- _WHAT THE TASK ASKS_
Please keep the images out and set down the data exactly as given.

+++ DATASET CONTENT +++

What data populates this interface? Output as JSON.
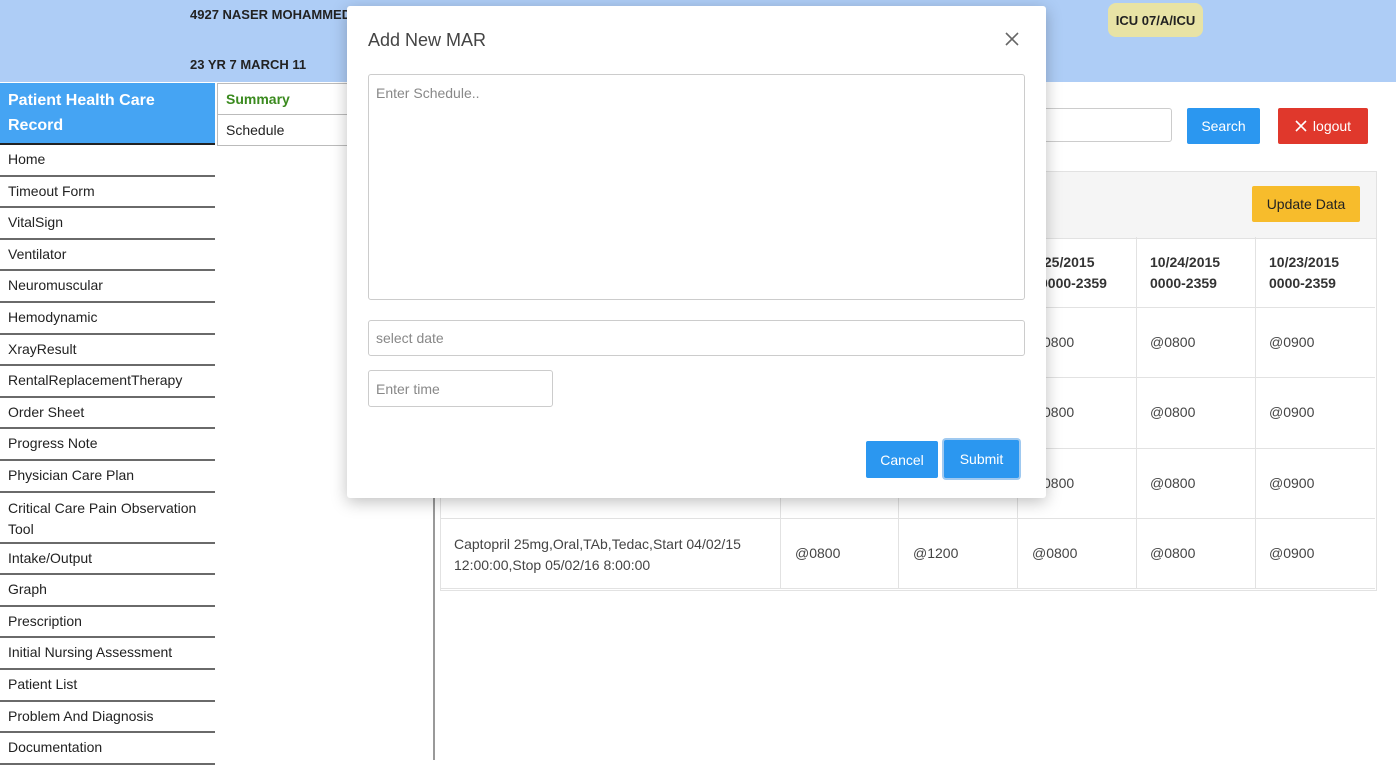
{
  "header": {
    "patient_name": "4927 NASER MOHAMMED",
    "patient_age": "23 YR 7 MARCH 11",
    "ward": "ICU 07/A/ICU"
  },
  "sidebar": {
    "title": "Patient Health Care Record",
    "items": [
      "Home",
      "Timeout Form",
      "VitalSign",
      "Ventilator",
      "Neuromuscular",
      "Hemodynamic",
      "XrayResult",
      "RentalReplacementTherapy",
      "Order Sheet",
      "Progress Note",
      "Physician Care Plan",
      "Critical Care Pain Observation Tool",
      "Intake/Output",
      "Graph",
      "Prescription",
      "Initial Nursing Assessment",
      "Patient List",
      "Problem And Diagnosis",
      "Documentation"
    ]
  },
  "subnav": {
    "items": [
      "Summary",
      "Schedule"
    ]
  },
  "toolbar": {
    "search_label": "Search",
    "logout_label": "logout",
    "update_label": "Update Data"
  },
  "table": {
    "headers": [
      [
        "",
        "/25/2015",
        "0000-2359"
      ],
      [
        "",
        "10/24/2015",
        "0000-2359"
      ],
      [
        "",
        "10/23/2015",
        "0000-2359"
      ]
    ],
    "rows": [
      {
        "drug": "",
        "cells": [
          "",
          "",
          "0800",
          "@0800",
          "@0900"
        ]
      },
      {
        "drug": "",
        "cells": [
          "",
          "",
          "0800",
          "@0800",
          "@0900"
        ]
      },
      {
        "drug": "",
        "cells": [
          "",
          "",
          "0800",
          "@0800",
          "@0900"
        ]
      },
      {
        "drug": "Captopril 25mg,Oral,TAb,Tedac,Start 04/02/15 12:00:00,Stop 05/02/16 8:00:00",
        "cells": [
          "@0800",
          "@1200",
          "@0800",
          "@0800",
          "@0900"
        ]
      }
    ]
  },
  "modal": {
    "title": "Add New MAR",
    "schedule_placeholder": "Enter Schedule..",
    "date_placeholder": "select date",
    "time_placeholder": "Enter time",
    "cancel_label": "Cancel",
    "submit_label": "Submit"
  }
}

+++

- _ANSWER SPACE_
What data populates this interface? Output as JSON.
{
  "header": {
    "patient_name": "4927 NASER MOHAMMED",
    "patient_age": "23 YR 7 MARCH 11",
    "ward": "ICU 07/A/ICU"
  },
  "sidebar": {
    "title": "Patient Health Care Record",
    "items": [
      "Home",
      "Timeout Form",
      "VitalSign",
      "Ventilator",
      "Neuromuscular",
      "Hemodynamic",
      "XrayResult",
      "RentalReplacementTherapy",
      "Order Sheet",
      "Progress Note",
      "Physician Care Plan",
      "Critical Care Pain Observation Tool",
      "Intake/Output",
      "Graph",
      "Prescription",
      "Initial Nursing Assessment",
      "Patient List",
      "Problem And Diagnosis",
      "Documentation"
    ]
  },
  "subnav": {
    "items": [
      "Summary",
      "Schedule"
    ]
  },
  "toolbar": {
    "search_label": "Search",
    "logout_label": "logout",
    "update_label": "Update Data"
  },
  "table": {
    "headers": [
      [
        "",
        "/25/2015",
        "0000-2359"
      ],
      [
        "",
        "10/24/2015",
        "0000-2359"
      ],
      [
        "",
        "10/23/2015",
        "0000-2359"
      ]
    ],
    "rows": [
      {
        "drug": "",
        "cells": [
          "",
          "",
          "0800",
          "@0800",
          "@0900"
        ]
      },
      {
        "drug": "",
        "cells": [
          "",
          "",
          "0800",
          "@0800",
          "@0900"
        ]
      },
      {
        "drug": "",
        "cells": [
          "",
          "",
          "0800",
          "@0800",
          "@0900"
        ]
      },
      {
        "drug": "Captopril 25mg,Oral,TAb,Tedac,Start 04/02/15 12:00:00,Stop 05/02/16 8:00:00",
        "cells": [
          "@0800",
          "@1200",
          "@0800",
          "@0800",
          "@0900"
        ]
      }
    ]
  },
  "modal": {
    "title": "Add New MAR",
    "schedule_placeholder": "Enter Schedule..",
    "date_placeholder": "select date",
    "time_placeholder": "Enter time",
    "cancel_label": "Cancel",
    "submit_label": "Submit"
  }
}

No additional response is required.